The claim here in question was for an amount fixed by the tariff. A bill for the full sum due was presented to the appropriate officer. The deduction made by the Auditor was without warrant in law. There was no act or omission of the claimant which could conceivably have induced the making of the deduction. Nor did the claimant in any way indicate satisfaction with the reduced amount received by it. The government did not establish the affirmative defense of acquiescence by showing merely acceptance without protest. To hold that such acceptance barred the right to recover the balance wrongly withheld was to give it an effect in judicial proceedings similar to that which it had within the executive department under the Dockery Act. See Texas & Pacific Ry. Co. v. United States, 57 Ct.Cls. 284. For such a rule there is no support either in the legislation of Congress or in the decisions of this Court. Compare Clyde
v. United States, 13 Wall. 38. The railway was entitled to judgment for the amount wrongly deducted by the Auditor.

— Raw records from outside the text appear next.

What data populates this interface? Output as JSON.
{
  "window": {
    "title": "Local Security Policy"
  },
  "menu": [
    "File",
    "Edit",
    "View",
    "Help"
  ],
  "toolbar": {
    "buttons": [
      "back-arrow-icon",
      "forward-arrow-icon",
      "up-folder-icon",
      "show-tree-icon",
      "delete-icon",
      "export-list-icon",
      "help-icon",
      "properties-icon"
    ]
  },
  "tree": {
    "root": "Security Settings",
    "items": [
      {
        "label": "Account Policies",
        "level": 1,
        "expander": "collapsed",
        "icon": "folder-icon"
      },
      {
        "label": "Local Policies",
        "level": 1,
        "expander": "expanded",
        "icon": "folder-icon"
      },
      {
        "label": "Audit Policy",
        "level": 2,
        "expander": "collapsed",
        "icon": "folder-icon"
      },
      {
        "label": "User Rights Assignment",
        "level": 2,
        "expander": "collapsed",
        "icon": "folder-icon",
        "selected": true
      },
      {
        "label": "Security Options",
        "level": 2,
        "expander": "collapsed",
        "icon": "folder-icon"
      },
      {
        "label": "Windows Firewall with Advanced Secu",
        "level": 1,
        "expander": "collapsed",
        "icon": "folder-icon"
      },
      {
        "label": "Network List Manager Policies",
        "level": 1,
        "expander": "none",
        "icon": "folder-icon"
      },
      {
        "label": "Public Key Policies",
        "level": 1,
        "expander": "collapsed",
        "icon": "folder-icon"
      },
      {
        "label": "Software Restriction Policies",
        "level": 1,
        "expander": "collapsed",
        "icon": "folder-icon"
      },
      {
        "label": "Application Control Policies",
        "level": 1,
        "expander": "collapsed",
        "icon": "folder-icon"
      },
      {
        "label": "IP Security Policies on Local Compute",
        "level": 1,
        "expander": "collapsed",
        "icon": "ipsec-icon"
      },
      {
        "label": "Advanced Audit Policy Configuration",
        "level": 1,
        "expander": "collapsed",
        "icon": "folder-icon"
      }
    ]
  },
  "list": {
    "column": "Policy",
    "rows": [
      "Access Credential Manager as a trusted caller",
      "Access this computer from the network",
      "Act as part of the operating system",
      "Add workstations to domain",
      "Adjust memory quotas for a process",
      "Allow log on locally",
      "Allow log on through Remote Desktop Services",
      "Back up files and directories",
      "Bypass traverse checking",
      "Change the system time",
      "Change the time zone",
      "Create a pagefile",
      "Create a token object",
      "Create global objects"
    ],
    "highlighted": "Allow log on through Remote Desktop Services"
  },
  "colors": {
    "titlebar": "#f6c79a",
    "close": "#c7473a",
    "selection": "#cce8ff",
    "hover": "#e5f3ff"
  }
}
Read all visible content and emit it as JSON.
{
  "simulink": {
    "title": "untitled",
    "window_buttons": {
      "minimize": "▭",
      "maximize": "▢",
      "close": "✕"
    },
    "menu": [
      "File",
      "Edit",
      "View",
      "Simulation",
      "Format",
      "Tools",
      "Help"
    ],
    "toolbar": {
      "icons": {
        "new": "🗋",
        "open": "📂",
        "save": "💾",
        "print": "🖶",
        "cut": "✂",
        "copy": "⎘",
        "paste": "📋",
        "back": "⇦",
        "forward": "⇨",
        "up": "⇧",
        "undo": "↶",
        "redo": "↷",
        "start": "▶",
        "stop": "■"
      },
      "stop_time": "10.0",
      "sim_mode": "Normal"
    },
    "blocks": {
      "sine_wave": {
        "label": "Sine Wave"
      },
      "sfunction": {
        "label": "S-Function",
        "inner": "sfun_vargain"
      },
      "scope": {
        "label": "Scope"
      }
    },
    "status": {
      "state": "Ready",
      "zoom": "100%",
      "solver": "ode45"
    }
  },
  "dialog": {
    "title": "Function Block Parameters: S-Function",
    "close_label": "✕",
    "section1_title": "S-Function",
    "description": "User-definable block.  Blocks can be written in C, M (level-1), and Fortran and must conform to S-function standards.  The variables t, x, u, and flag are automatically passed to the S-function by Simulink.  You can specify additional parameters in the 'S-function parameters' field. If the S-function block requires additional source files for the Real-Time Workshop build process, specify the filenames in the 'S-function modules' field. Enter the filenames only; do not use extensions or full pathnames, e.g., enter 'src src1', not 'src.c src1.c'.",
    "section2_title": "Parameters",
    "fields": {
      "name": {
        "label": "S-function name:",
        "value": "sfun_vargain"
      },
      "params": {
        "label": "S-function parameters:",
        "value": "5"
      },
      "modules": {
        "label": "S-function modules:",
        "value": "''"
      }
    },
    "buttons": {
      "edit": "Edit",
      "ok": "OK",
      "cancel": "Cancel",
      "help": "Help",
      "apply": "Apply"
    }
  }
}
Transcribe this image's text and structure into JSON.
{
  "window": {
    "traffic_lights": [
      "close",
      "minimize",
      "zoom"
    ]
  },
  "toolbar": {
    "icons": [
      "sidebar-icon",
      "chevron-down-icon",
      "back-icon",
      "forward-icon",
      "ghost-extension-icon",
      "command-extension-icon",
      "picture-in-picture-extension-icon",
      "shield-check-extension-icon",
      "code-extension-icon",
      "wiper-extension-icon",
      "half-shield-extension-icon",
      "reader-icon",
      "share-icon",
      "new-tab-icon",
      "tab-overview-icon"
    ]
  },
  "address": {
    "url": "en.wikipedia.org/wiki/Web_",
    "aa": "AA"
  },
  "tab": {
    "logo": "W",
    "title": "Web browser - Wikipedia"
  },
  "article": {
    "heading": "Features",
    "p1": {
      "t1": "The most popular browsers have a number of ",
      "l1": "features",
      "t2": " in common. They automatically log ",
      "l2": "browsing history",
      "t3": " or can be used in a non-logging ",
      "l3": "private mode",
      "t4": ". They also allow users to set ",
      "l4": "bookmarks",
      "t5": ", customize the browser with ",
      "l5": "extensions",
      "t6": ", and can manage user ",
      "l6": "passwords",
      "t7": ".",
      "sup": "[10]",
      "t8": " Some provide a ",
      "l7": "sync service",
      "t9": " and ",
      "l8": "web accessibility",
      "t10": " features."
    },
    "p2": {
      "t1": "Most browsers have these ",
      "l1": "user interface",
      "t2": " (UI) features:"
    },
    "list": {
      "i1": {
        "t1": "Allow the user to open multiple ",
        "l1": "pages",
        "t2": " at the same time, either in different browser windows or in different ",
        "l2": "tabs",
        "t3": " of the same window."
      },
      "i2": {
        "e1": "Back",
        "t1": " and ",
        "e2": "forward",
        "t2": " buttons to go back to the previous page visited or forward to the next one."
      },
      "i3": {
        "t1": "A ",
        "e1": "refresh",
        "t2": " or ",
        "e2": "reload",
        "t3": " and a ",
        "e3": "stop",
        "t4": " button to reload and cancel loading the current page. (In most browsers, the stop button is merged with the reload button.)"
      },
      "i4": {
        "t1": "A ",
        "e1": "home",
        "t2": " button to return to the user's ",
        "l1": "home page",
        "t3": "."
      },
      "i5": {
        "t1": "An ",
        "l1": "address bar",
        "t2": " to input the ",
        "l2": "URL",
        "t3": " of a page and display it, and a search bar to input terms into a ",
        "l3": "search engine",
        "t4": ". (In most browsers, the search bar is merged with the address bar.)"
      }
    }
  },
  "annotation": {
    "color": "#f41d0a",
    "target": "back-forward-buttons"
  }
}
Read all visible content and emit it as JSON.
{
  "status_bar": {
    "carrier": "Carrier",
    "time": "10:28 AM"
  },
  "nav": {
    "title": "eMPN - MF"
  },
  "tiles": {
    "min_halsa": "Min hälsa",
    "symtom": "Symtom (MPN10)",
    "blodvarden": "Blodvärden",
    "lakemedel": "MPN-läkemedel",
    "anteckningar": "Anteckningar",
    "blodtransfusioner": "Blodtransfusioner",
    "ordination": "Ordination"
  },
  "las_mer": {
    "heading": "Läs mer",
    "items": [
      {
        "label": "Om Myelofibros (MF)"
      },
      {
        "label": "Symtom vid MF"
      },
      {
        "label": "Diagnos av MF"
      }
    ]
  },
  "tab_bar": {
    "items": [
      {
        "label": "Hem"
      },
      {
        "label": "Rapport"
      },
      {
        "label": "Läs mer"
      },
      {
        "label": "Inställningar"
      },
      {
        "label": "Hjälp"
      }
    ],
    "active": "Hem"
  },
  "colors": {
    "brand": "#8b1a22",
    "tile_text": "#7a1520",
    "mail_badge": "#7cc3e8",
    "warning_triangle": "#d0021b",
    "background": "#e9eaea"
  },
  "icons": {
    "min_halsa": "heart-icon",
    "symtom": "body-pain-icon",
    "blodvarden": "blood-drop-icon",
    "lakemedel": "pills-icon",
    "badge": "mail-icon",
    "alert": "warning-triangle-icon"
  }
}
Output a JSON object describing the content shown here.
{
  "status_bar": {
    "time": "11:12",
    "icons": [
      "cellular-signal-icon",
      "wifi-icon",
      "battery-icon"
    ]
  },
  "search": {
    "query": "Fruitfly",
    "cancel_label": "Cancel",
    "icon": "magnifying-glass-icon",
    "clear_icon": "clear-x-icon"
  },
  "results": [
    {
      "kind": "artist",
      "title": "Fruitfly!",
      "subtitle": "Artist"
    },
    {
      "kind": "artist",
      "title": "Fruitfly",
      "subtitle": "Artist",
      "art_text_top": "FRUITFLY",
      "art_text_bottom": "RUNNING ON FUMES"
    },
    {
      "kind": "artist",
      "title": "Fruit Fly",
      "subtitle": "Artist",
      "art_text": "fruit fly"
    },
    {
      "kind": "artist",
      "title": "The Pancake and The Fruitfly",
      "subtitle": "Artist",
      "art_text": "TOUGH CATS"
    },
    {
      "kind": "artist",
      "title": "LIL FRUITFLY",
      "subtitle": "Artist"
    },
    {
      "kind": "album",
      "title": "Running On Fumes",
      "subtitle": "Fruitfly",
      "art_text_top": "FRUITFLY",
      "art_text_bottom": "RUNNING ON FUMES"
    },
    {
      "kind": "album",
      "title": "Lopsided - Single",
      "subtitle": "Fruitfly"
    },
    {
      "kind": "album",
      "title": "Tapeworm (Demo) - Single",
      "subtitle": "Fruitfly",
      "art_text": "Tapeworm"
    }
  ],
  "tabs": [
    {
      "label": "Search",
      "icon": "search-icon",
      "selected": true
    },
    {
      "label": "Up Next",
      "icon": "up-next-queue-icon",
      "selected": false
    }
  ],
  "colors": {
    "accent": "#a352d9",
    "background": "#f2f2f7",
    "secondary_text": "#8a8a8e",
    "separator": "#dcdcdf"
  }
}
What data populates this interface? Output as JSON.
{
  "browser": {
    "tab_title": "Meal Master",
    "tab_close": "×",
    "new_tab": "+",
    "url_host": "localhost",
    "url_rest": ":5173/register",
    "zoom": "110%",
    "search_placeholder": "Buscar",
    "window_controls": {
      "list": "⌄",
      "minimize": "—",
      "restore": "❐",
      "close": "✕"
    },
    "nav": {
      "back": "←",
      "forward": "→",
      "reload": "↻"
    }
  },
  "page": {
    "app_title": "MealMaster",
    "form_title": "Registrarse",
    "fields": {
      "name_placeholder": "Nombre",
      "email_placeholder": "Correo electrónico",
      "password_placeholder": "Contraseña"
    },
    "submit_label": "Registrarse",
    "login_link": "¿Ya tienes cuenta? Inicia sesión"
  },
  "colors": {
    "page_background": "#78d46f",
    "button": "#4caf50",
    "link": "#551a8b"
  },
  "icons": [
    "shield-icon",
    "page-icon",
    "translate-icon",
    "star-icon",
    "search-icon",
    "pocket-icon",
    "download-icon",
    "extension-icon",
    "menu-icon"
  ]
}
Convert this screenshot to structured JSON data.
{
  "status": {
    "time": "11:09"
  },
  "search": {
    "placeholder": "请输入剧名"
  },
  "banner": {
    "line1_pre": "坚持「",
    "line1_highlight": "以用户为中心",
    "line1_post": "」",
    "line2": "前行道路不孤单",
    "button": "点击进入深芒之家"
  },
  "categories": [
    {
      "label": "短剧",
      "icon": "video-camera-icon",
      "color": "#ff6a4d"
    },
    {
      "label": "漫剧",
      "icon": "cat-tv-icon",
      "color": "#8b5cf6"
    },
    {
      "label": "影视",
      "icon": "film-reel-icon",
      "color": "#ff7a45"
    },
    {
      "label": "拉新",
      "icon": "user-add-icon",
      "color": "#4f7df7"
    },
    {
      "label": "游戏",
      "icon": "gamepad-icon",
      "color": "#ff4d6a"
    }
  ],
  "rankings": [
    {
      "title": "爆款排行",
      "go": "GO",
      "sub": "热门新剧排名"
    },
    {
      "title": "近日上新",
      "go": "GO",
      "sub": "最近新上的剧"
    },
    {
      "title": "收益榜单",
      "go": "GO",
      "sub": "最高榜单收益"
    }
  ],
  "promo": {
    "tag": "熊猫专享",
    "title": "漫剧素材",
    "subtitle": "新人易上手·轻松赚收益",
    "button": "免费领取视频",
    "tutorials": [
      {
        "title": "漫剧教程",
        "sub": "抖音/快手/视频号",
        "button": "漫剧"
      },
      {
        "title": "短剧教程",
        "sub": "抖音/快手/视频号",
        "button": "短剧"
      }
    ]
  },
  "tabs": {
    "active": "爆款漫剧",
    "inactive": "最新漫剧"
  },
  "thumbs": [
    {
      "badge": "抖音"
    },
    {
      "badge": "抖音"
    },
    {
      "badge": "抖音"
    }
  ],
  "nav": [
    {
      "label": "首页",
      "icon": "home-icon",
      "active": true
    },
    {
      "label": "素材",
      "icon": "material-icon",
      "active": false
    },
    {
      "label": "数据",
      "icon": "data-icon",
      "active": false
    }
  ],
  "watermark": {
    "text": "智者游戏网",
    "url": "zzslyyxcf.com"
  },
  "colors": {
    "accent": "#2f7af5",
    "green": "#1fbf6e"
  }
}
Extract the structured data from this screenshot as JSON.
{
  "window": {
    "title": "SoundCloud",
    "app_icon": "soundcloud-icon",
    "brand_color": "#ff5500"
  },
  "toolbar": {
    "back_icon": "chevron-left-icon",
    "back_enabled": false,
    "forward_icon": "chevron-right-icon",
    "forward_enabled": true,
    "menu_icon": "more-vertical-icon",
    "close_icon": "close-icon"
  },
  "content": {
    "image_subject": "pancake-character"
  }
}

Affirmed in part.
Reversed in part.
United States v. Shrewsbury, 23 Wall. 508; Railroad Co. v. United States, 103 U. S. 703; Pray v. United States, 106 U. S. 594; Central Pacific R. Co. v. United States, 164 U. S. 93, 164 U. S. 99-100; United States v. Garlinger, 169 U. S. 316; Oregon-Washington R. Co. & Navigation Co. v. United States, 255 U. S. 339, 255 U. S. 344-345, 255 U. S. 347-348; Western Pacific R. Co. v. United States, 255 U. S. 349, 255 U. S. 353-355; New York, New Haven & Hartford R. Co. v. United States, 258 U. S. 32, 258 U. S. 34; Louisville & Nashville R. Co. v. United States, 258 U. S. 374, 258 U. S. 375; Louisville & Nashville R. Co. v. United States, 267 U. S. 395. Compare St. Louis Hay & Grain, Co. v. United States, 191 U. S. 159, 191 U. S. 164.
United States v. Justice, 14 Wall. 535. Compare 84 U. S. United States, 17 Wall. 67; Piatt's Administrator v. United States, 22 Wall. 496. In the following cases, there was a receipt in full or a release: United States v. Child & Co., 12 Wall. 232; United States v. Clyde, 13 Wall. 35; Sweeney v. United States, 17 Wall. 75; Chouteau v. United States, 95 U. S. 61; Francis v. United States, 96 U. S. 354; De Arnaud v. United States, 151 U. S. 483; St. Louis, Kennett & Southeastern R. Co. v. United States, 267 U. S. 346. In Cairo, Truman & Southern R. Co. v. United States, 267 U. S. 350, the release was under seal.
Eastern R. Co. v. United States, 129 U. S. 391; Chicago, Milwaukee & St. Paul Ry. v. United States, 198 U. S. 385; Atchison, Topeka & Santa Fe Ry. Co. v. United States, 225 U. S. 640, 225 U. S. 650; Delaware, Lackawanna & Western R. Co. v. United States, 249 U. S. 385; New York, New Haven & Hartford R. Co. v. United States, 251 U. S. 123, 251 U. S. 127; St. Louis S.W. Ry. Co. v. United States, 262 U. S. 70. Compare United States v. Bostwick, 94 U. S. 53, 94 U. S. 67; United States v. Martin, 94 U. S. 400; Willard, Sutherland & Co. v. United States, 262 U. S. 489, 262 U. S. 498.
Nicholas v. United States, 257 U. S. 71, 257 U. S. 76; Norris v. United States, 257 U. S. 77; Stager v. United States, 262 U.S. 728. Compare Arant v. Lane, 249 U. S. 367; Wallace v. United States, 257 U. S. 541, 257 U. S. 547.